Sources: National Highway Traffic Safety Administration; CP staff
A National Highway Traffic Safety Administration (NHTSA) rule requires electronic stability control (ESC) systems on trucks exceeding 26,000 lbs. in gross weight, and is to be implemented in three phases beginning August 2017. Agency officials estimate the rule will prevent nearly 50 fatalities plus more than 1,700 crashes and 600 injuries annually. They also credit ESC systems’ potential to curtail more than half of untripped, rollover crashes—those caused by striking an obstacle or leaving the road.

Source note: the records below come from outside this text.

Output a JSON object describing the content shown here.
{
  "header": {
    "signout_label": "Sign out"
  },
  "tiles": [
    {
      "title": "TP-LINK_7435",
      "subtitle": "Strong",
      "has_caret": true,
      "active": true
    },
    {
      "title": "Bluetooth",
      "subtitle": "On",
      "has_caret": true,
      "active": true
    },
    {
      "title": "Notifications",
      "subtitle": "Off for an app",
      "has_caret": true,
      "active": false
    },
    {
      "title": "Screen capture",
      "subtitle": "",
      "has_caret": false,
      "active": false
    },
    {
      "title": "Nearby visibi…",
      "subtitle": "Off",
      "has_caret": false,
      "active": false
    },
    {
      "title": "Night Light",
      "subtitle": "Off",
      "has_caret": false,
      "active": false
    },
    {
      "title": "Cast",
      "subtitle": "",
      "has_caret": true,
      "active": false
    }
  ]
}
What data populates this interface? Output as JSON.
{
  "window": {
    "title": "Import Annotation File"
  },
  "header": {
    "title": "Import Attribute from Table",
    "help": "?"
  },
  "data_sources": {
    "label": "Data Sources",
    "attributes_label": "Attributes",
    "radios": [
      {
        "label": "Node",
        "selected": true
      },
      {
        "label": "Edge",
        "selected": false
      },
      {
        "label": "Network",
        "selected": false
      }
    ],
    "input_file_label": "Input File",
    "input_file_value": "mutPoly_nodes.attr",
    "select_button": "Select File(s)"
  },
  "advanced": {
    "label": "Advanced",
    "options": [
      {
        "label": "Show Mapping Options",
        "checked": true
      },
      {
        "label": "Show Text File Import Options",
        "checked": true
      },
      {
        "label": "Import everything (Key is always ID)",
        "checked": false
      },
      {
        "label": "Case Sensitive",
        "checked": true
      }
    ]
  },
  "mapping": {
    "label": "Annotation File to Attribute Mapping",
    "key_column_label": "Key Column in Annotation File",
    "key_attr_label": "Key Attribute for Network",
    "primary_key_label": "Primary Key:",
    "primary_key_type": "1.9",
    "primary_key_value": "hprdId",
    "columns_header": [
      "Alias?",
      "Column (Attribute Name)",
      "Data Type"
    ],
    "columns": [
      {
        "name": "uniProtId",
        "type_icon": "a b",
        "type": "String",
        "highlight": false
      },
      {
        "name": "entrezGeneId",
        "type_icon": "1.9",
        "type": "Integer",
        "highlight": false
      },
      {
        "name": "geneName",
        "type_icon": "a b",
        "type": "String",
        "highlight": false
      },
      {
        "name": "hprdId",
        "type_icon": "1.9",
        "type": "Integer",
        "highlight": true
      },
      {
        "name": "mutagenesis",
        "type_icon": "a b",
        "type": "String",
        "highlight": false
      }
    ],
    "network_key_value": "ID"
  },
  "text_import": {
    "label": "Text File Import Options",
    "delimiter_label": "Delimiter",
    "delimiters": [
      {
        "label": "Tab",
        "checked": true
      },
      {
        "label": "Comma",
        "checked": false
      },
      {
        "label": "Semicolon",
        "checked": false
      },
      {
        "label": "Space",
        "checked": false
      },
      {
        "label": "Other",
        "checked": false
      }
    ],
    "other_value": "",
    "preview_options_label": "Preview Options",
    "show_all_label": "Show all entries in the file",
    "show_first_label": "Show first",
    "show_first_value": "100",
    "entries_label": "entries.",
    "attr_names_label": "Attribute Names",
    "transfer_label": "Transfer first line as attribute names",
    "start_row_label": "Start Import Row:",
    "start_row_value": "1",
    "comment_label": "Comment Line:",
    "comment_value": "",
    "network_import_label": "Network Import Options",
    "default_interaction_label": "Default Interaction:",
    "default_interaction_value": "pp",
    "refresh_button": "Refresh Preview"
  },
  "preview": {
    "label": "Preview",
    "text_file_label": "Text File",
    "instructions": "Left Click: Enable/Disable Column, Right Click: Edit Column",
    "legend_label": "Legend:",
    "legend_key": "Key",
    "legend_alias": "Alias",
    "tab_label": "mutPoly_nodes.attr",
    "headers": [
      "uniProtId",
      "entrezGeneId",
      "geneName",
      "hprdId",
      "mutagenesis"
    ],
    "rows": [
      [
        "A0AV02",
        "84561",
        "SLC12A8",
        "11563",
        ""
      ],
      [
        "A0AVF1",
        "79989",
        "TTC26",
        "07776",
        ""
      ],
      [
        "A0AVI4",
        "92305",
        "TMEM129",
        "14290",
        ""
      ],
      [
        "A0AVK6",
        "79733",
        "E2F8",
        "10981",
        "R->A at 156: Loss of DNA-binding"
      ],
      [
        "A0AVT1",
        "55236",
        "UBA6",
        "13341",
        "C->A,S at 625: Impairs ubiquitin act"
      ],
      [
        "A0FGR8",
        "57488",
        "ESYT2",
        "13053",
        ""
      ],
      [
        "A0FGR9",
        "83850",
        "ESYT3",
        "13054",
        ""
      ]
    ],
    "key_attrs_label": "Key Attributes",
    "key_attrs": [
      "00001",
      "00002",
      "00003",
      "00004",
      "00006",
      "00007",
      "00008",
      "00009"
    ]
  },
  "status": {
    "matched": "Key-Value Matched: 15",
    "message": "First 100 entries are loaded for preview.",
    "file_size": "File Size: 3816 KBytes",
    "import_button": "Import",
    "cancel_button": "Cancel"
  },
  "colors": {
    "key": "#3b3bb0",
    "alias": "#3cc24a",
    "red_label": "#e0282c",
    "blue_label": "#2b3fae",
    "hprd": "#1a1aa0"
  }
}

“ESC is a remarkable safety success story, a technology innovation that is already saving lives in passenger cars and light trucks,” said Transportation Secretary Anthony Foxx upon announcing the rule. “Requiring ESC on heavy trucks will bring that innovation to the largest vehicles on our highways, increasing safety for drivers and passengers of these vehicles and for all road users.”
“Reducing crashes through ESC in trucks and buses will save lives[,] move goods and people more efficiently[,] and reduce the toll crashes take on our economy through traffic delays and property damage,” added NHTSA Administrator Mark Rosekind. “It’s a win for the safety and convenience of the traveling public and for our economy.”
ESC devices work instantly and automatically to maintain directional control in situations where the driver’s own steering and braking cannot be accomplished quickly enough to prevent a crash. Compliance with the NHTSA rule will be tested using a “J-turn” test that replicates a curved highway off-ramp.
The American Trucking Associations welcomes the announcement. “NHTSA reported to Congress that truck rollover and passenger ejection were the greatest threats to truck driver safety,” notes ATA Executive Vice President Dave Osiecki. “We can save lives by preventing rollovers with electronic stability control. Many fleets have already begun voluntarily utilizing this technology and this new requirement will only speed that process.”
Bendix: Electronic stability trumps automatic braking, roll-only stability